In the new techno-thriller "Upload," a young computer scientist with a sketchy past and distrust of society decides to take the ultimate leap forward by scanning his brain and uploading his memories, personality and consciousness into a simulated world of his own making.
Raymond wants to live forever, controlling his environment and interactions with other humans as a god-like being.
The novel by author Mark McClelland is set in the Michigan of 2070 about the time that futurists like Ray Kurzweil predict that "singularity" will be reached, the moment when machine learning will surpass human intelligence. It's not the first science-fiction tale to explore human-computer hybrids (see "What are Little Girls Made Of" in the first season of the original "Star Trek" series) or even the perils of virtual reality becoming too real (see the "Matrix" triology). But it does posit some questions that real-world researchers are just now tackling.
The European Union, for example, recently announced it was funding a $1.3 billion project to build a human brain on a silicon substrate. That's about 1 1/2 cents per neuron. Swiss neuroscientist Henry Markham, who is behind the Human Brain Project, has already started work on building a simulated rat brain.
At the same time, getting machines to think more like humans is also progressing. Especially in the realm of human-computer interfaces.
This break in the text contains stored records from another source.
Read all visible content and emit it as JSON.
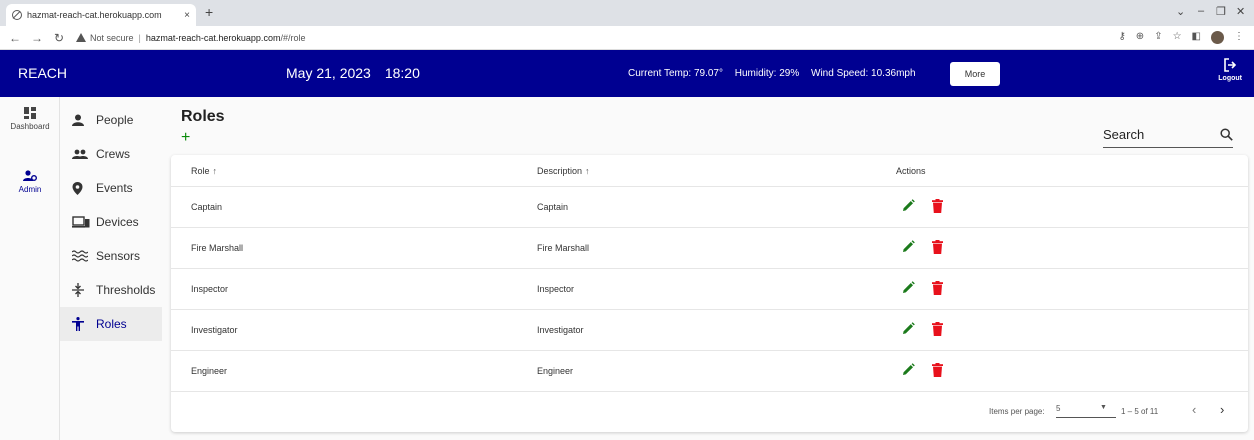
{
  "browser": {
    "tab_title": "hazmat-reach-cat.herokuapp.com",
    "tab_close": "×",
    "new_tab": "+",
    "not_secure": "Not secure",
    "url_host": "hazmat-reach-cat.herokuapp.com",
    "url_path": "/#/role"
  },
  "header": {
    "brand": "REACH",
    "date": "May 21, 2023",
    "time": "18:20",
    "temp": "Current Temp: 79.07°",
    "humidity": "Humidity: 29%",
    "wind": "Wind Speed: 10.36mph",
    "more_label": "More",
    "logout_label": "Logout"
  },
  "rail": {
    "dashboard": "Dashboard",
    "admin": "Admin"
  },
  "subnav": [
    {
      "label": "People",
      "icon": "person-icon"
    },
    {
      "label": "Crews",
      "icon": "group-icon"
    },
    {
      "label": "Events",
      "icon": "location-pin-icon"
    },
    {
      "label": "Devices",
      "icon": "devices-icon"
    },
    {
      "label": "Sensors",
      "icon": "waves-icon"
    },
    {
      "label": "Thresholds",
      "icon": "threshold-icon"
    },
    {
      "label": "Roles",
      "icon": "accessibility-icon"
    }
  ],
  "main": {
    "title": "Roles",
    "search_placeholder": "Search"
  },
  "table": {
    "headers": {
      "role": "Role",
      "description": "Description",
      "actions": "Actions"
    },
    "rows": [
      {
        "role": "Captain",
        "description": "Captain"
      },
      {
        "role": "Fire Marshall",
        "description": "Fire Marshall"
      },
      {
        "role": "Inspector",
        "description": "Inspector"
      },
      {
        "role": "Investigator",
        "description": "Investigator"
      },
      {
        "role": "Engineer",
        "description": "Engineer"
      }
    ]
  },
  "paginator": {
    "items_per_page_label": "Items per page:",
    "items_per_page_value": "5",
    "range": "1 – 5 of 11"
  },
  "colors": {
    "appbar": "#000091",
    "edit": "#1b7a1b",
    "delete": "#e8111c"
  }
}
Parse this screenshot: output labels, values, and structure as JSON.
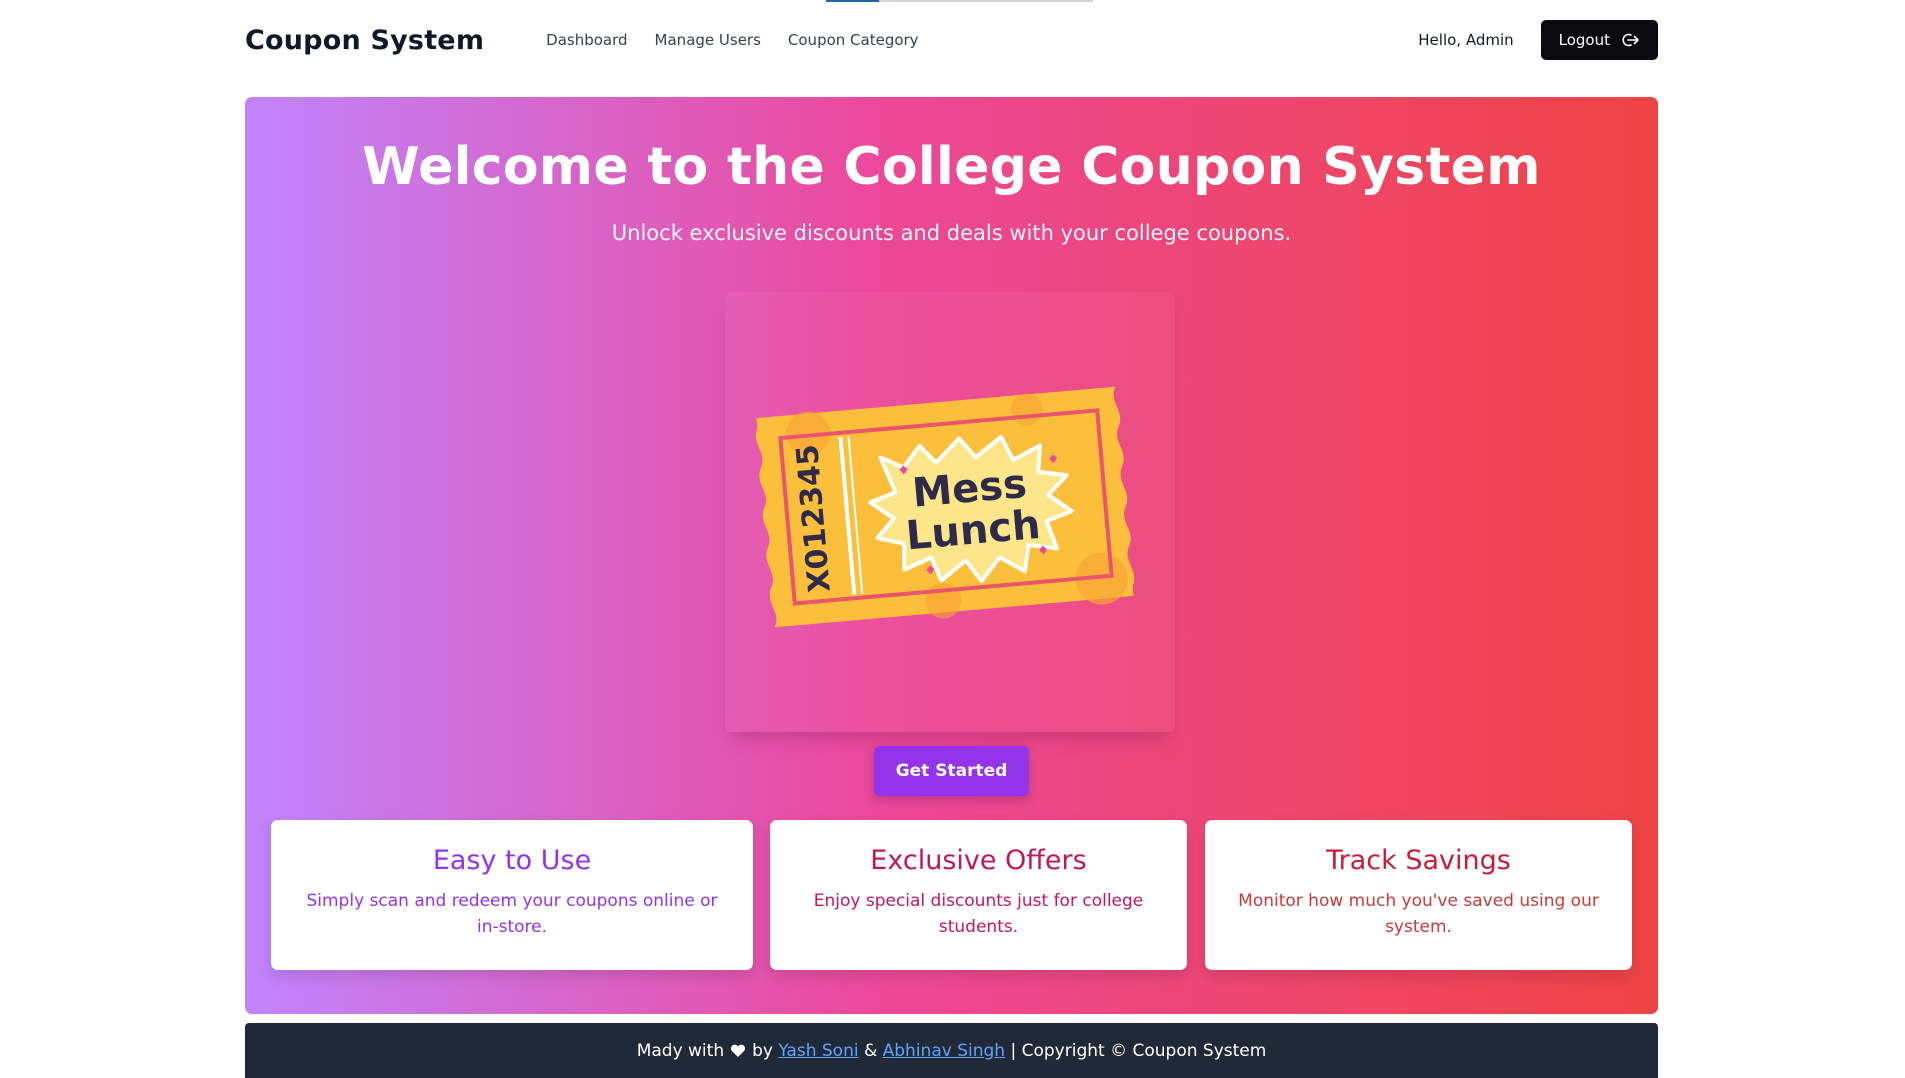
{
  "page": {
    "loading_progress": 0.2
  },
  "navbar": {
    "brand": "Coupon System",
    "links": [
      "Dashboard",
      "Manage Users",
      "Coupon Category"
    ],
    "greeting": "Hello, Admin",
    "logout_label": "Logout",
    "logout_icon": "logout-icon"
  },
  "hero": {
    "title": "Welcome to the College Coupon System",
    "subtitle": "Unlock exclusive discounts and deals with your college coupons.",
    "coupon_image": {
      "serial": "X012345",
      "line1": "Mess",
      "line2": "Lunch"
    },
    "cta_label": "Get Started",
    "gradient": [
      "#c084fc",
      "#ec4899",
      "#ef4444"
    ]
  },
  "features": [
    {
      "title": "Easy to Use",
      "desc": "Simply scan and redeem your coupons online or in-store.",
      "color": "#9333ea"
    },
    {
      "title": "Exclusive Offers",
      "desc": "Enjoy special discounts just for college students.",
      "color": "#be185d"
    },
    {
      "title": "Track Savings",
      "desc": "Monitor how much you've saved using our system.",
      "color": "#c81e3a"
    }
  ],
  "footer": {
    "prefix": "Mady with",
    "heart_icon": "heart-icon",
    "by": "by",
    "author1": "Yash Soni",
    "amp": "&",
    "author2": "Abhinav Singh",
    "suffix": "| Copyright © Coupon System",
    "bg_color": "#1f2937",
    "link_color": "#60a5fa"
  }
}
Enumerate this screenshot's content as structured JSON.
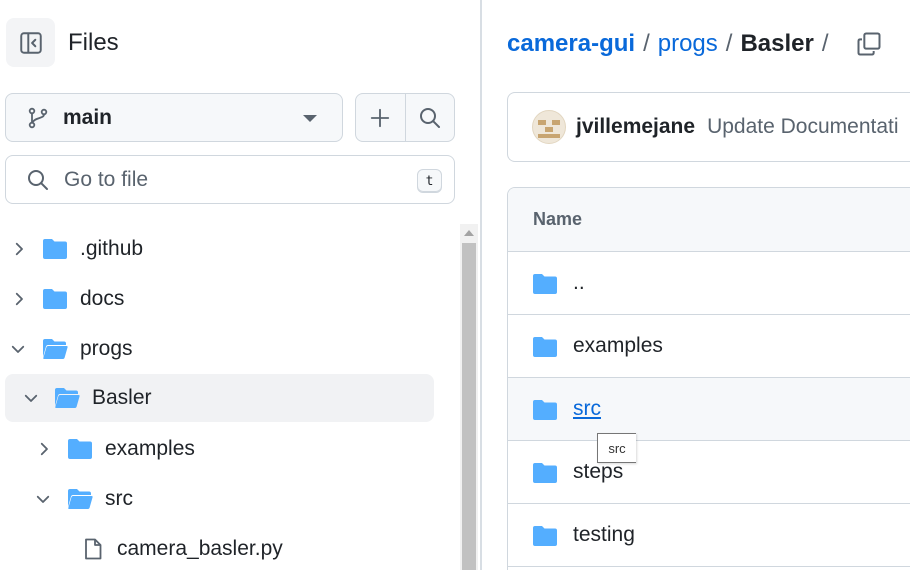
{
  "sidebar": {
    "title": "Files",
    "branch": "main",
    "search": {
      "placeholder": "Go to file",
      "shortcut": "t"
    },
    "tree": [
      {
        "label": ".github",
        "type": "folder",
        "expanded": false
      },
      {
        "label": "docs",
        "type": "folder",
        "expanded": false
      },
      {
        "label": "progs",
        "type": "folder",
        "expanded": true
      },
      {
        "label": "Basler",
        "type": "folder",
        "expanded": true,
        "active": true
      },
      {
        "label": "examples",
        "type": "folder",
        "expanded": false
      },
      {
        "label": "src",
        "type": "folder",
        "expanded": true
      },
      {
        "label": "camera_basler.py",
        "type": "file"
      }
    ]
  },
  "breadcrumb": {
    "repo": "camera-gui",
    "sep": "/",
    "parts": [
      "progs",
      "Basler"
    ]
  },
  "commit": {
    "author": "jvillemejane",
    "message": "Update Documentati"
  },
  "table": {
    "header": "Name",
    "rows": [
      {
        "name": "..",
        "type": "folder"
      },
      {
        "name": "examples",
        "type": "folder"
      },
      {
        "name": "src",
        "type": "folder",
        "hovered": true
      },
      {
        "name": "steps",
        "type": "folder"
      },
      {
        "name": "testing",
        "type": "folder"
      }
    ]
  },
  "tooltip": "src",
  "colors": {
    "folder": "#54aeff",
    "link": "#0969da",
    "border": "#d0d7de",
    "muted": "#59636e"
  }
}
Researchers are figuring out ways for victims of paralysis to control their artificial hands with brainwaves or even walk with exoskeletons.
Both computers and the robots they control are getting smarter, according to Moshe Vardi, professor of computer science at Rice University.
"Are machines getting more and more powerful? Absolutely. It's been going on since 1940. We are making progress, and for many people it will be a lifesaver. But we are very far from understanding how the brain works."
Author McClelland, who still works as a software developer for a Chicago trading firm, says that he expects developments in computing and artificial intelligence to proceed much more quickly than similar advances in neuroscience.
"The biggest issue we face right now in modeling human intelligence is the sheer number of computations happening at the same time," McClelland said. "The scale of interconnected calculation is out of reach today."
Still McClelland said that if such a technology were developed, he would probably try it, just as his anti-hero Raymond.
"I'm not sure I would want to be the first one to do it," he said. "There is tremendous appeal. The obvious benefit of having a longer lifespan, the possibility of living in a fantasy world for a period of time is certainly appealing. There's an obvious risk of losing your philosophical grounding and becoming depressed and realizing your world doesn't matter."
For his part, researcher Vardi says that uploading the human brain and consciousness onto a computer is still in the realm of science fiction.
"It depends what you think about death," Vardi said. "Some people have a hard time with this concept that you don't exist anymore. This is one more attempt to overcome death. I don't find it particular useful."